A Brighter Tomorrow - Depression
The American Psychiatric Association defines depression as "a common and serious medical illness that negatively affects how you feel, the way you think and how you act." One in 15 adults are diagnosed with depression each year. It most commonly appears during the late teens to mid-20s. Women are also more likely than men to experience depression.
Signs of depression include, but are not limited to, feelings of sadness, loss of interest in activities that once brought you joy, trouble sleeping or sleeping too much, change in appetite, or feeling worthless. The APA says symptoms must last at least two weeks to be diagnosed with depression.
According to the APA, depression is among the most treatable mental disorders. Treatments include medication, psychotherapy, and electroconvulsive therapy.

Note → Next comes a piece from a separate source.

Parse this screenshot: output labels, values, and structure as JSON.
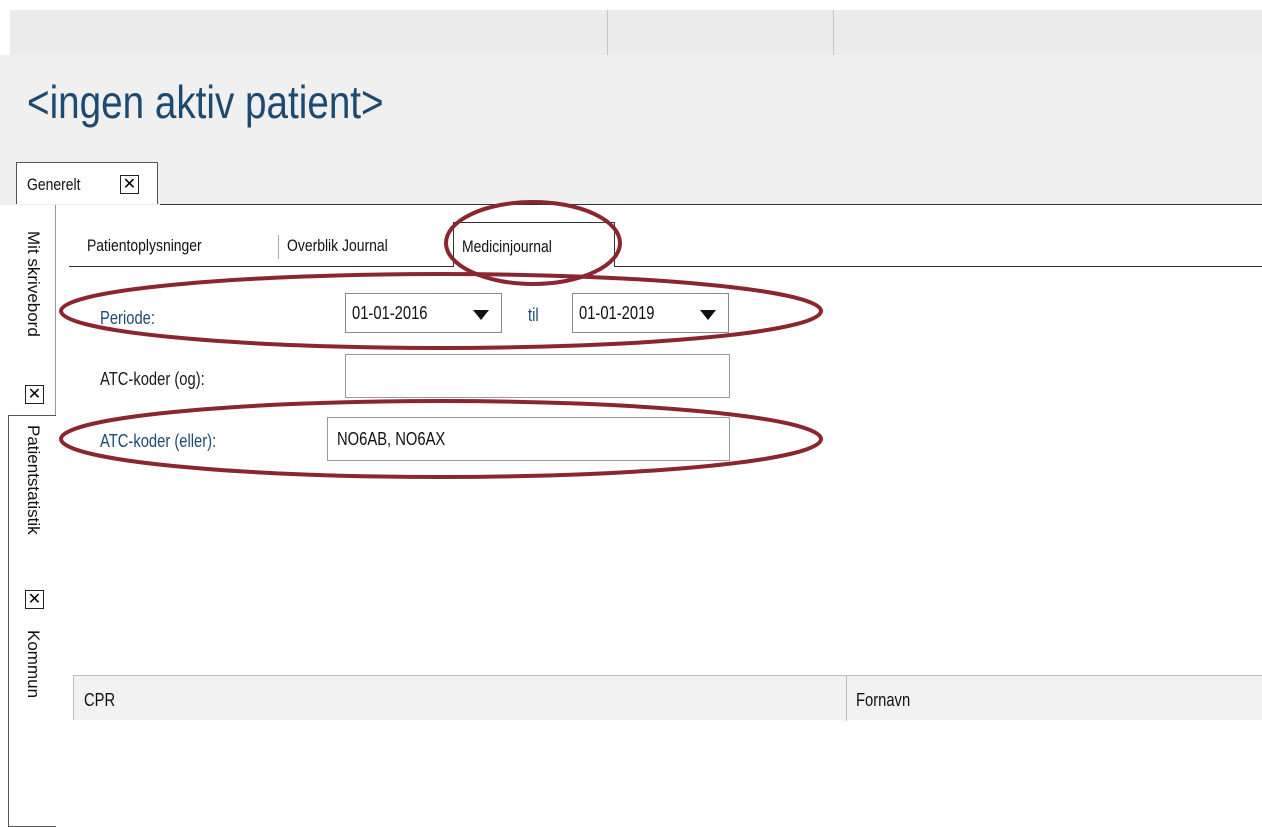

If you are experiencing symptoms of depression, the APA says the first step is to see your doctor or a psychiatrist. Mental health experts say there are several things that people can do to reduce symptoms. They suggest exercise, getting plenty of sleep, eating a healthy diet, and avoiding alcohol.